The physical benefits to exercise can increase cancer treatment effectiveness. When patients undergo radiation therapy or chemotherapy, nausea, fatigue and decreased circulation are common. Exercise counteracts these effects by increasing the heart rate thus causing circulation to increase and energy levels to be restored. The digestive system also kicks into gear, and helps reduce feelings of nausea and dizziness. Muscles and bones are strengthened by lifting light weights or using resistance bands, allowing patients to carry on daily routines and remain active despite a cancer diagnosis. This leads to greater independence and the chance to socialize more often, outside of the home. With these added benefits, patients are also less likely to gain weight or suffer from weak muscle function.

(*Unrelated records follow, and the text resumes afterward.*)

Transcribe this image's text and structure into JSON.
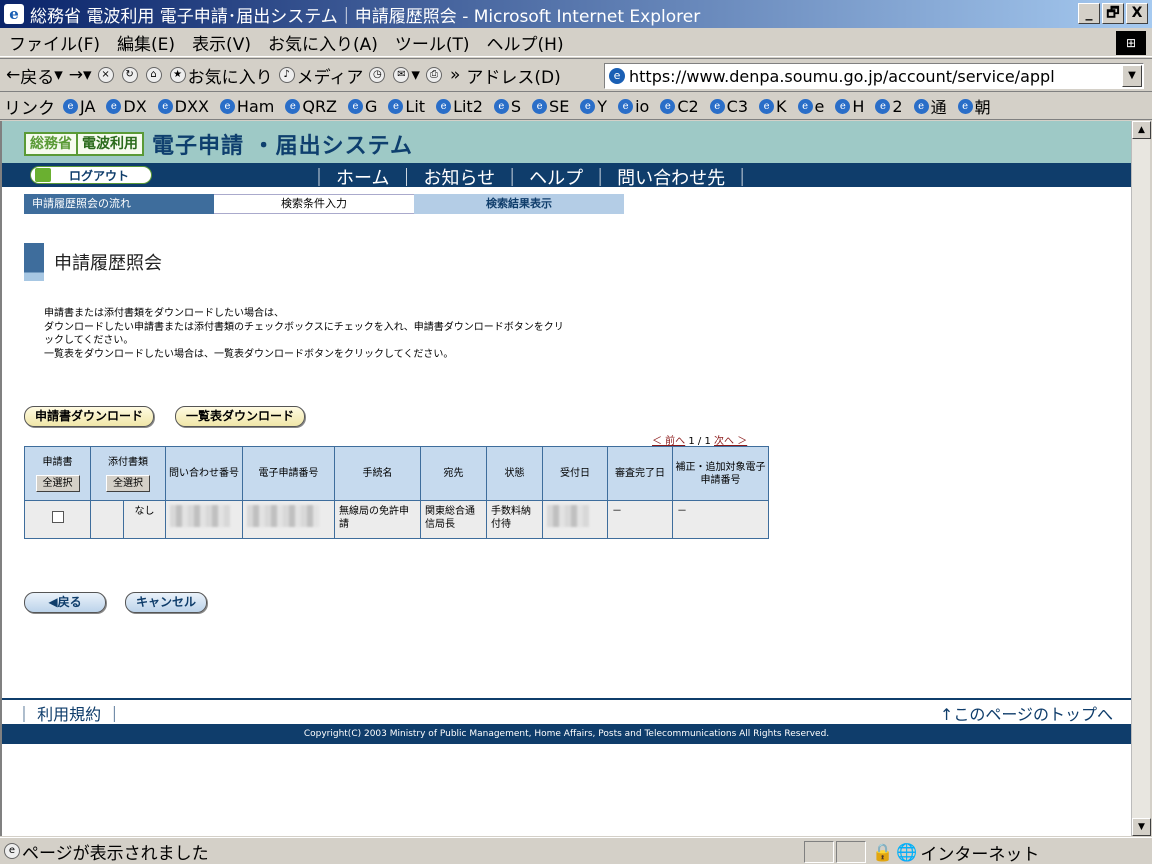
{
  "window": {
    "title": "総務省 電波利用 電子申請･届出システム｜申請履歴照会 - Microsoft Internet Explorer",
    "min": "_",
    "max": "🗗",
    "close": "X"
  },
  "menubar": {
    "items": [
      "ファイル(F)",
      "編集(E)",
      "表示(V)",
      "お気に入り(A)",
      "ツール(T)",
      "ヘルプ(H)"
    ]
  },
  "toolbar": {
    "back": "戻る",
    "favorites": "お気に入り",
    "media": "メディア",
    "address_label": "アドレス(D)",
    "address_value": "https://www.denpa.soumu.go.jp/account/service/appl"
  },
  "linksbar": {
    "label": "リンク",
    "items": [
      "JA",
      "DX",
      "DXX",
      "Ham",
      "QRZ",
      "G",
      "Lit",
      "Lit2",
      "S",
      "SE",
      "Y",
      "io",
      "C2",
      "C3",
      "K",
      "e",
      "H",
      "2",
      "通",
      "朝"
    ]
  },
  "site": {
    "logo_ministry": "総務省",
    "logo_denpa": "電波利用",
    "logo_system": "電子申請 ・届出システム",
    "logout": "ログアウト",
    "nav": [
      "ホーム",
      "お知らせ",
      "ヘルプ",
      "問い合わせ先"
    ],
    "nav_sep": "｜"
  },
  "steps": {
    "head": "申請履歴照会の流れ",
    "step1": "検索条件入力",
    "step2": "検索結果表示"
  },
  "heading": "申請履歴照会",
  "instructions": [
    "申請書または添付書類をダウンロードしたい場合は、",
    "ダウンロードしたい申請書または添付書類のチェックボックスにチェックを入れ、申請書ダウンロードボタンをクリ",
    "ックしてください。",
    "一覧表をダウンロードしたい場合は、一覧表ダウンロードボタンをクリックしてください。"
  ],
  "buttons": {
    "download_application": "申請書ダウンロード",
    "download_list": "一覧表ダウンロード",
    "back": "◀戻る",
    "cancel": "キャンセル",
    "select_all": "全選択"
  },
  "pager": {
    "prev": "＜ 前へ",
    "page": "1 / 1",
    "next": "次へ ＞"
  },
  "table": {
    "headers": {
      "application": "申請書",
      "attachment": "添付書類",
      "inquiry_no": "問い合わせ番号",
      "e_app_no": "電子申請番号",
      "procedure": "手続名",
      "destination": "宛先",
      "status": "状態",
      "received": "受付日",
      "review_done": "審査完了日",
      "correction": "補正・追加対象電子申請番号"
    },
    "rows": [
      {
        "attachment": "なし",
        "procedure": "無線局の免許申請",
        "destination": "関東総合通信局長",
        "status": "手数料納付待",
        "review_done": "－",
        "correction": "－"
      }
    ]
  },
  "footer": {
    "terms": "利用規約",
    "to_top": "↑このページのトップへ",
    "copyright": "Copyright(C) 2003 Ministry of Public Management, Home Affairs, Posts and Telecommunications All Rights Reserved."
  },
  "statusbar": {
    "message": "ページが表示されました",
    "zone": "インターネット"
  }
}
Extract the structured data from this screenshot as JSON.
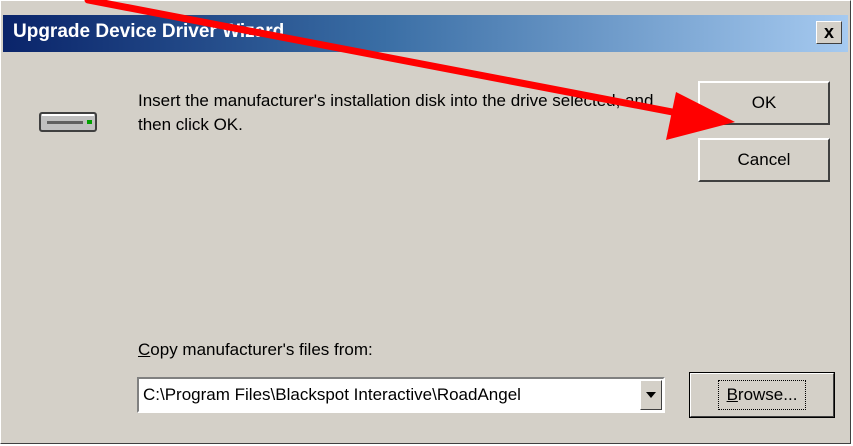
{
  "window": {
    "title": "Upgrade Device Driver Wizard",
    "close_glyph": "x"
  },
  "message": "Insert the manufacturer's installation disk into the drive selected, and then click OK.",
  "buttons": {
    "ok": "OK",
    "cancel": "Cancel",
    "browse_prefix": "B",
    "browse_rest": "rowse..."
  },
  "copy_from": {
    "label_prefix": "C",
    "label_rest": "opy manufacturer's files from:",
    "value": "C:\\Program Files\\Blackspot Interactive\\RoadAngel"
  },
  "icons": {
    "drive": "disk-drive-icon",
    "dropdown": "chevron-down-icon",
    "annotation": "red-arrow-annotation"
  },
  "colors": {
    "titlebar_start": "#0a246a",
    "titlebar_end": "#a6caf0",
    "dialog_bg": "#d4d0c8",
    "arrow": "#ff0000"
  }
}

The American Council on Exercise recommends that cancer patients aim for at least 30 minutes of moderate exercise at least five days per week. To stay motivated, patients can make exercise a family affair or friendly get-together. Exercising with a small group or simply one partner, keeps both individuals focused on the task at hand. The key to effective exercise programs is to just have fun. Activities that many patients enjoy can immediately spice up any exercise routine. Dancing, playing with children in the yard or a nature walk are all ideal ways to fit in physical activity and make it interesting.
Liz Davies is a recent college graduate and aspiring writer especially interested in health and wellness. She wants to make a difference in people’s lives because she sees how cancer has devastated so many people in this world. Liz also likes running, playing lacrosse, reading and playing with her dog, April.
*Liz recently contacted me with this great submission. Thanks for sharing these great thoughts Liz … keep up the good work. – KI (aka – Pumba)
August 22, 2011
No more holdin’ or foldin’ – the Dealer is back! Mr. Fenerty made his long-awaited return,after a serious bout with foot-problems, with much fan-fare and a great run. Welcome back Shawn!
July 18, 2011
Sunday July 24th at 6PM – and Hector’s House. Bring your appetites and meat 🙂
If you think you can come – please post a comment below…